Megan Lazorski, Ph.D., is an assistant professor in the Department of Chemistry and Biochemistry at Metropolitan State University of Denver and joint appointee at the National Renewable Energy Laboratory. Her areas of expertise include the study of special metal complexes, understanding how these materials convert light energy into other forms of energy. This work involves the use of lasers and other scientific instruments to learn how these materials respond to light under different conditions. Her major research area centers on the examination of photoactivity of materials when hit by light to understand their behavior for potential commercial applications in products like solar panels.
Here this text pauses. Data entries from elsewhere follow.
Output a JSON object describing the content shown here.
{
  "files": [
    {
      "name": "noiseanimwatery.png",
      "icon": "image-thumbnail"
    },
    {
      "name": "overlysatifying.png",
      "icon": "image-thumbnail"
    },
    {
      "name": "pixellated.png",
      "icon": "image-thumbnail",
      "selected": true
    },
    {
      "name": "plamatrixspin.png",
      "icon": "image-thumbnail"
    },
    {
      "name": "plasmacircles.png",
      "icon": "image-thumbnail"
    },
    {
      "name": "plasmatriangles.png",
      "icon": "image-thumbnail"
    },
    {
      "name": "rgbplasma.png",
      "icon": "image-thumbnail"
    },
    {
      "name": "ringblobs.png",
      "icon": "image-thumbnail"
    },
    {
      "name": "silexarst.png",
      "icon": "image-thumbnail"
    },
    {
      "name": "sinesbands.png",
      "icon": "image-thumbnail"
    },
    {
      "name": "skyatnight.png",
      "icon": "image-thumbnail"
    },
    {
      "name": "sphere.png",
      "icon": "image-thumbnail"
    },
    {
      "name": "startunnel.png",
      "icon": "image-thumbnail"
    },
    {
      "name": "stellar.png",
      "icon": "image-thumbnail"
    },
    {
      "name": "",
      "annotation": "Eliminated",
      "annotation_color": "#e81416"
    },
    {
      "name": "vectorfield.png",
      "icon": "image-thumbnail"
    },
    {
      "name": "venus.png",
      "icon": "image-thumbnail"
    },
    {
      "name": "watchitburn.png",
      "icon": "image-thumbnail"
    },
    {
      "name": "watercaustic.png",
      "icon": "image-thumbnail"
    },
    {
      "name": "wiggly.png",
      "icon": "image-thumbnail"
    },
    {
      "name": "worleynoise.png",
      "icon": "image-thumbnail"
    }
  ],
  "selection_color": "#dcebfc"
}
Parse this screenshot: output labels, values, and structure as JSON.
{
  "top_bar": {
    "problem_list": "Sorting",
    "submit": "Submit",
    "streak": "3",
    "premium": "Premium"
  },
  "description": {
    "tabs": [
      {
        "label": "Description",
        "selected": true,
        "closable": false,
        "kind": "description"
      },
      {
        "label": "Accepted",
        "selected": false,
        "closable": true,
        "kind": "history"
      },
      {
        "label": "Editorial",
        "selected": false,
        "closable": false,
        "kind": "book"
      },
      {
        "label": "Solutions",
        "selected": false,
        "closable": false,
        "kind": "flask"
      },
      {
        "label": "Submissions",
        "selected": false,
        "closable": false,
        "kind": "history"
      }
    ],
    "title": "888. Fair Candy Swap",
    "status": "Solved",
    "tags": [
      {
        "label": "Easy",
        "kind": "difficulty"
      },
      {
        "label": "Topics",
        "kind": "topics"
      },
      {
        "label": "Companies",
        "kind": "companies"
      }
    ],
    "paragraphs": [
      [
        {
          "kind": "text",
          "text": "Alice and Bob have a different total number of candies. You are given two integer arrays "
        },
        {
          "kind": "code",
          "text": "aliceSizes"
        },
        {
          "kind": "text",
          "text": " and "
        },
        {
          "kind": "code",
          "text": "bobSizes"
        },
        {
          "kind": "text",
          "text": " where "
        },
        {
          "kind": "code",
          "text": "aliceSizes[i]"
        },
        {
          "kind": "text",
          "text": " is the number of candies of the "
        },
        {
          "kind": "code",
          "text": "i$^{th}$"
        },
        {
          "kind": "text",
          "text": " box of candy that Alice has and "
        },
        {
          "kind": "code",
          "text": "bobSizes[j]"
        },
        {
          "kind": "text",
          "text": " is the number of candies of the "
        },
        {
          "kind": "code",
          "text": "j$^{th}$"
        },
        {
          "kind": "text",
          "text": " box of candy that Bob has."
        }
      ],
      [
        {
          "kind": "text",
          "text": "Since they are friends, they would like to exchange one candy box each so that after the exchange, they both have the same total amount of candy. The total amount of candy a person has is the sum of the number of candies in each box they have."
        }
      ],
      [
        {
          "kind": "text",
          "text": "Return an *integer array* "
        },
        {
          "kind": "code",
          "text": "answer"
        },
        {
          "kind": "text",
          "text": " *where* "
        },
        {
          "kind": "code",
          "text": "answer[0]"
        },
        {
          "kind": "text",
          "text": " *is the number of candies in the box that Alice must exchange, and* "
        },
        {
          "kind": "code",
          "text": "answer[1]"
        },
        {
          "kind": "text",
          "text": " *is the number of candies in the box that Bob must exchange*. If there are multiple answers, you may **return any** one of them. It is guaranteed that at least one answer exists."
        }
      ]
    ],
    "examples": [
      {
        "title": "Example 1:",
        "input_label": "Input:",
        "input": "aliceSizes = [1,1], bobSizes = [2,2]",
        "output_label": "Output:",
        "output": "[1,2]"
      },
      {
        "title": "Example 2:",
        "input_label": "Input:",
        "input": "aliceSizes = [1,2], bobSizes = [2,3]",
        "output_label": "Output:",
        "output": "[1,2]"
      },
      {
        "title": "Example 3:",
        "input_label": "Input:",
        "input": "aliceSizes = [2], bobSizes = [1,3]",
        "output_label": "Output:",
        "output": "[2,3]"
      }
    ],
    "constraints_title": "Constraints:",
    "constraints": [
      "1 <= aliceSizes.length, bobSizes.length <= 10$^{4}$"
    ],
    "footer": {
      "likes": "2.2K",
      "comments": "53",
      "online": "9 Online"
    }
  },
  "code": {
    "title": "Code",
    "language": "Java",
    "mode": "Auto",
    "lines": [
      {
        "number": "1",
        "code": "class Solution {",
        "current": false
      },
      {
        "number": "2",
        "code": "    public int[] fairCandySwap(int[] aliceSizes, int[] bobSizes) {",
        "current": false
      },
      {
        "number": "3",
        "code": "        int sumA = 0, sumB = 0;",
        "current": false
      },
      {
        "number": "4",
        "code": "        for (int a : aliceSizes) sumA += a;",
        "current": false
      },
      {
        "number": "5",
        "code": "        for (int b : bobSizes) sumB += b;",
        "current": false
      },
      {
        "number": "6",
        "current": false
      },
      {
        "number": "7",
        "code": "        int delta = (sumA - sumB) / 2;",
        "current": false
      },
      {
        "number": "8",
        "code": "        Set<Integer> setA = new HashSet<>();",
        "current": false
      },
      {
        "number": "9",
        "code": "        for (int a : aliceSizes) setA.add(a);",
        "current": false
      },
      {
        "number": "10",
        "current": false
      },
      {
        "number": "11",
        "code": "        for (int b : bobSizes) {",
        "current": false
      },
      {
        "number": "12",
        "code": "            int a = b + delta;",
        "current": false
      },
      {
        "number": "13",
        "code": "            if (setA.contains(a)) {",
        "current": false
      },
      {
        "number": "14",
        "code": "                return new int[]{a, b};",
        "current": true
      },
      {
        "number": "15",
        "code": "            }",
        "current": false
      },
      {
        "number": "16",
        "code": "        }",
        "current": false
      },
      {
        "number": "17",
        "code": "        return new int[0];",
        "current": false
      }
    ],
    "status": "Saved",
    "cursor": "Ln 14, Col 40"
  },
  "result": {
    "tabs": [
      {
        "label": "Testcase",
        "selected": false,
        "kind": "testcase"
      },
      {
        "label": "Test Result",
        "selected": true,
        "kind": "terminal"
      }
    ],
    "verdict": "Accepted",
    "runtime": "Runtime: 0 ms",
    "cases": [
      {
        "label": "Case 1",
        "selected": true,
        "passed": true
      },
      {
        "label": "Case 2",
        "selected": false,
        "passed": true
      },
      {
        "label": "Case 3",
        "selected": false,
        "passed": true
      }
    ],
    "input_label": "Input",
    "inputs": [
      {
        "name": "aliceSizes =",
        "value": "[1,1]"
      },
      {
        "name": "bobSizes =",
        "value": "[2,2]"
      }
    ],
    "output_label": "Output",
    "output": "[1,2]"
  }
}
Lazorski’s teaching practice focuses on inorganic chemistry and the advancement of diversity in STEM, with a particular emphasis on supporting students and scientists from underrepresented/minoritized (URM) backgrounds. This work led Lazorski to form a group of colleagues who’ve created two post-baccalaureate Bridge Experience programs for students from URM groups in STEM. Lazorski is also a co-author of “Changing the Charge: Electrostatic Effects in Pd-Catalyzed Cross-Coupling” and “1FLO: Electron Counting and Electrostatic Effects in Palladium Carborane Complexes.” Both works are featured on the Virtual Inorganic Pedagogical Electronic Resource.
Lazorski’s professional experience includes serving as the faculty associate for curriculum in the College of Letters, Arts, and Sciences, and she has taken on the role of chair of the curriculum committee in the Department of Chemistry and Biochemistry. Additionally, she maintains affiliations with several notable professional organizations, including the American Chemical Society, Inter-American Photochemical Society, and the Society for Advancement of Chicanos/Hispanics and Native Americans in Science.
Lazorski received her doctorate of Chemistry from Colorado State University and a Bachelor of Arts in Chemistry and Studio Art from the College of Wooster.